▶ Input

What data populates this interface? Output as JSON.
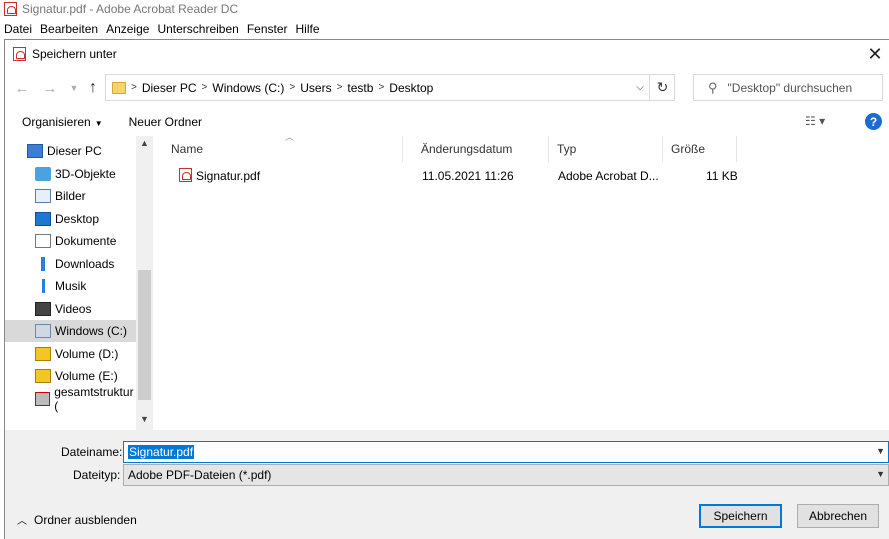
{
  "app": {
    "title": "Signatur.pdf - Adobe Acrobat Reader DC",
    "menu": [
      "Datei",
      "Bearbeiten",
      "Anzeige",
      "Unterschreiben",
      "Fenster",
      "Hilfe"
    ]
  },
  "dialog": {
    "title": "Speichern unter",
    "address": {
      "crumbs": [
        "Dieser PC",
        "Windows (C:)",
        "Users",
        "testb",
        "Desktop"
      ]
    },
    "search": {
      "placeholder": "\"Desktop\" durchsuchen"
    },
    "toolbar": {
      "organize": "Organisieren",
      "new_folder": "Neuer Ordner"
    },
    "nav": [
      {
        "label": "Dieser PC",
        "icon": "computer-icon",
        "indent": 0,
        "selected": false
      },
      {
        "label": "3D-Objekte",
        "icon": "3d-objects-icon",
        "indent": 1,
        "selected": false
      },
      {
        "label": "Bilder",
        "icon": "pictures-icon",
        "indent": 1,
        "selected": false
      },
      {
        "label": "Desktop",
        "icon": "desktop-icon",
        "indent": 1,
        "selected": false
      },
      {
        "label": "Dokumente",
        "icon": "documents-icon",
        "indent": 1,
        "selected": false
      },
      {
        "label": "Downloads",
        "icon": "downloads-icon",
        "indent": 1,
        "selected": false
      },
      {
        "label": "Musik",
        "icon": "music-icon",
        "indent": 1,
        "selected": false
      },
      {
        "label": "Videos",
        "icon": "videos-icon",
        "indent": 1,
        "selected": false
      },
      {
        "label": "Windows (C:)",
        "icon": "drive-icon",
        "indent": 1,
        "selected": true
      },
      {
        "label": "Volume (D:)",
        "icon": "drive-warning-icon",
        "indent": 1,
        "selected": false
      },
      {
        "label": "Volume (E:)",
        "icon": "drive-warning-icon",
        "indent": 1,
        "selected": false
      },
      {
        "label": "gesamtstruktur (",
        "icon": "network-drive-disconnected-icon",
        "indent": 1,
        "selected": false
      }
    ],
    "columns": [
      "Name",
      "Änderungsdatum",
      "Typ",
      "Größe"
    ],
    "files": [
      {
        "name": "Signatur.pdf",
        "modified": "11.05.2021 11:26",
        "type": "Adobe Acrobat D...",
        "size": "11 KB"
      }
    ],
    "filename": {
      "label": "Dateiname:",
      "value": "Signatur.pdf"
    },
    "filetype": {
      "label": "Dateityp:",
      "value": "Adobe PDF-Dateien (*.pdf)"
    },
    "hide_folders": "Ordner ausblenden",
    "buttons": {
      "save": "Speichern",
      "cancel": "Abbrechen"
    }
  }
}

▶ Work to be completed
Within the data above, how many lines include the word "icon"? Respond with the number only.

▶ Task answer
12